Go through the data below and copy each line that includes "level".

** Information **
**********

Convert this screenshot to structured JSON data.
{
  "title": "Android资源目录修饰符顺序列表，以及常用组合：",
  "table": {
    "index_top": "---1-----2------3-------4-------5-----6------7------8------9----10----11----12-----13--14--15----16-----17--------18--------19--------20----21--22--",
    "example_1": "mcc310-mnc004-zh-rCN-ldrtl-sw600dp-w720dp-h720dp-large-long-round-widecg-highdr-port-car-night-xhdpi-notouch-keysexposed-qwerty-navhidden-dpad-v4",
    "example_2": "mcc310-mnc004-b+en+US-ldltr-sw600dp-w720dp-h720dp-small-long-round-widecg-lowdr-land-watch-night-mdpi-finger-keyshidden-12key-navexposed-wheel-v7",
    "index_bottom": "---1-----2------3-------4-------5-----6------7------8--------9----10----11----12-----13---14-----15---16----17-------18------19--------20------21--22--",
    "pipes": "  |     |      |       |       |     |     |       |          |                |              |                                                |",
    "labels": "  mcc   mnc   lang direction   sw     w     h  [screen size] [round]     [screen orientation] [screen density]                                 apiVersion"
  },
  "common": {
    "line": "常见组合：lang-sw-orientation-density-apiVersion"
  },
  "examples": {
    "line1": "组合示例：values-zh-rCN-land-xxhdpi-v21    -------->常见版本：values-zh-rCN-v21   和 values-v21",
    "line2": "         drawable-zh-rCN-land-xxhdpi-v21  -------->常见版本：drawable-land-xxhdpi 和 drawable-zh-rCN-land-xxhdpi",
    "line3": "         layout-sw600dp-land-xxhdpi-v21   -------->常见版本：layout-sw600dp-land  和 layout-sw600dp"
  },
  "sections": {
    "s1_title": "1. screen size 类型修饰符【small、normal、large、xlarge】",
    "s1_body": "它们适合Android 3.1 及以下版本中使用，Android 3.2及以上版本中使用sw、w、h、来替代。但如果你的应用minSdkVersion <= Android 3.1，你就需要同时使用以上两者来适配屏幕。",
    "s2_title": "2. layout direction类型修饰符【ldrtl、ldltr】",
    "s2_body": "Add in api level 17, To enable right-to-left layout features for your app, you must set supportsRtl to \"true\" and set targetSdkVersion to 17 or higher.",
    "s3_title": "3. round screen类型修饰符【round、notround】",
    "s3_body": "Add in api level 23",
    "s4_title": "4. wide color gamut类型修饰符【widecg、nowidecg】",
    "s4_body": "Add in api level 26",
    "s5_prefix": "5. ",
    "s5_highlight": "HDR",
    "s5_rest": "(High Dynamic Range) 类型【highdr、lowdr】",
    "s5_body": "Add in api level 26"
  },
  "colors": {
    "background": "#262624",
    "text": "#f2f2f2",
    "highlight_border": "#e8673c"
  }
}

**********

** Written response **
    "s2_body": "Add in api level 17, To enable right-to-left layout features for your app, you must set supportsRtl to \"true\" and set targetSdkVersion to 17 or higher.",
    "s3_body": "Add in api level 23",
    "s4_body": "Add in api level 26",
    "s5_body": "Add in api level 26"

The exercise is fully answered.